Watch your head!
The Washington Post reports that the Department of Defense is funding research into a special snake in Asia that can slither through the air. By letting itself drop from a tall tree to pick up speed, flattening its body into twice its normal width and curving to catch the air, undulating as it goes, it can turn it's thin body into essentially a giant wing that will take it to a landing spot up to 780 feet away. It can flip over, a technique that is not yet fully understood, and even beats out the flying squirrel in gliding skill.
The snakes, who live in Southeast Asia, India and southern China, are between two and three feet long with a body the width of a finger. They are slightly venomous, but are harmless to humans. According to National Geographic, the chrysopelea--as it is scientifically known--is abundant and has no special conservation status.

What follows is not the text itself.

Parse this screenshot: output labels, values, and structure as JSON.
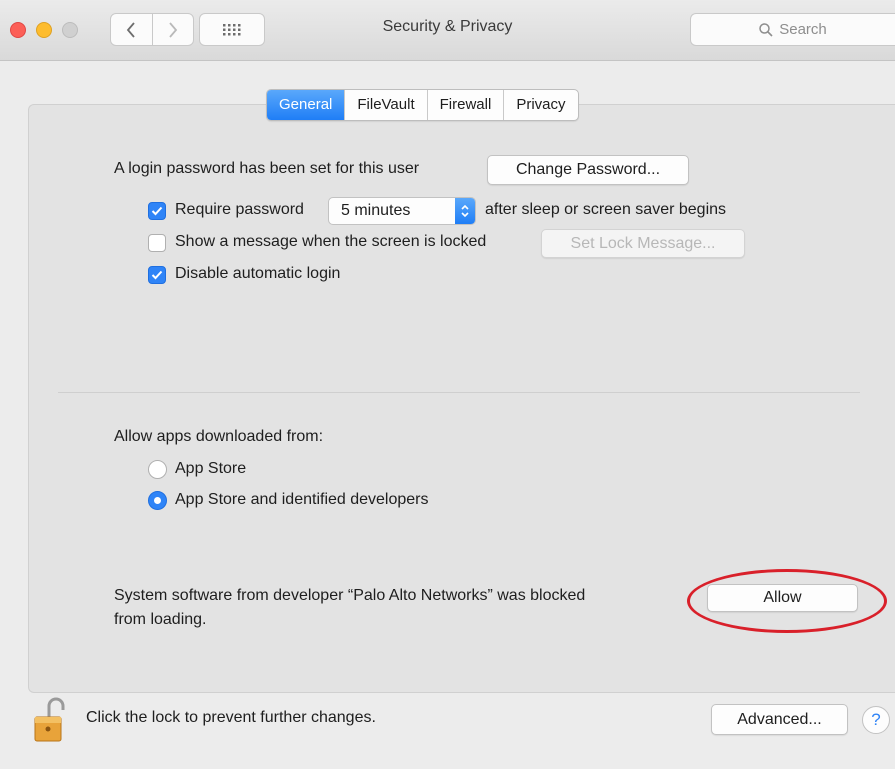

John Socha, the Virginia Tech researcher who has traveled Asia filming the snakes, had his most recent paper funded by the Defense Advanced Research Projects Agency, who he says is interested in the dynamics of the unusual snake.
WATCH the snake fly through the treetops:
The Morning Email helps you start your workday with everything you need to know: breaking news, entertainment and a dash of fun. Learn more